Updated at 9:52 a.m. March 28, 2013
He almost didn’t make it to the first.
“In my school spelling bee, I was the last of two—and it was my turn for the winning word,” Giabao said after collecting a trophy and dictionary from last year’s winner—national champion Snigdha Nandipati.
“And I thought about it for around 3 minutes—whether I should get it wrong or right. But I went with my gut and spelled it.”
He thus overcame his dismay at being bounced in the second round at last year’s county bee.
But the 13-year-old son of Locson and Thao Thontat of Escondido, Canadian-citizen immigrants of Vietnamese background, admits he didn’t study as hard this year.
“He was so disappointed last time. He didn’t want that to happen again,” said Lael Lloyd, his English teacher, recalling how Giabao (pronounced Ya-BOUGH) almost decided to lose on purpose.
Still, he told reporters that he studied 2 hours a day for the 44th annual U-T San Diego Countywide Spelling Bee at the Hall of Champions sports museum in Balboa Park, which drew 107 seventh- and eighth-graders—including Owen Schafer from Coronado Middle School.
The eldest of five children, Giaboa advances to the Scripps National Spelling Bee in late May in Washington, representing San Diego County.
“The Spelling Bee is one of the most time-honored of all academic competitions,” said Nicole Shina, who coordinates the bee for the San Diego County Office of Education. “It’s a nice reminder that even in a world where we’re all texting and tweeting, spelling is important.”
The other three finalists—who missed words including “sacerdotal,” (of or relating to priests or a priesthood), “brankursine” (a prickly European herb having rough, fuzzy leaves) and “presbytery” were Anastasia Heaton of Calvin Christian School, Avi Waldman of Francis Parker School and Onrei Ladao of Lemon Grove Academy.
Giabao’s mother and English teacher Lloyd embraced in their seats after he was announced the winner by bee master David Hay, an adjunct professor of English at the University of San Diego.
Then mom phoned dad, who was at work.
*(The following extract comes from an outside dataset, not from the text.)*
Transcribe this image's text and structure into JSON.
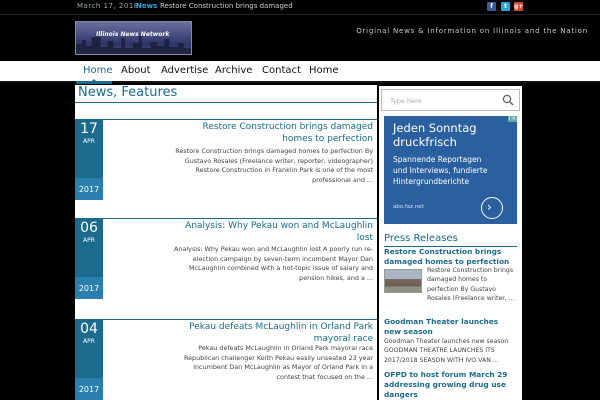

Lloyd said Giabao, a 4.0 student, is known at the small Escondido school as the go-to guy—“if you have a question, with any spelling or pretty much anything, it’s Giabao.”
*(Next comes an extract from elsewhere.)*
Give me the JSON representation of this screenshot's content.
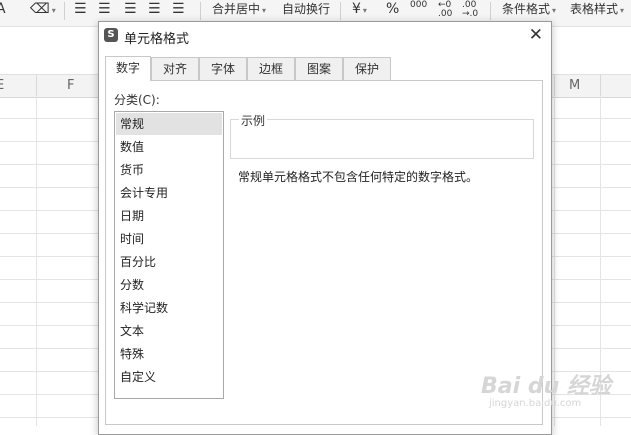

Unlike last year’s winner, Giabao didn’t use a software program written by his father to help study.
“He will get a dictionary and literally copy words out of [it],” Lloyd said. But “his heart wasn’t as in that much this year.”
Giabao’s father is 44 and an engineer. Mom is 34 and came to America more than 10 years ago—and taking classes part-time at Palomar College.
Among his two other brothers and two sisters are two other spelling champions—in their grade level.
Would Gialong, 10 and a fifth-grader, like to be a county spelling champ?
“Yeah, I would,” he said.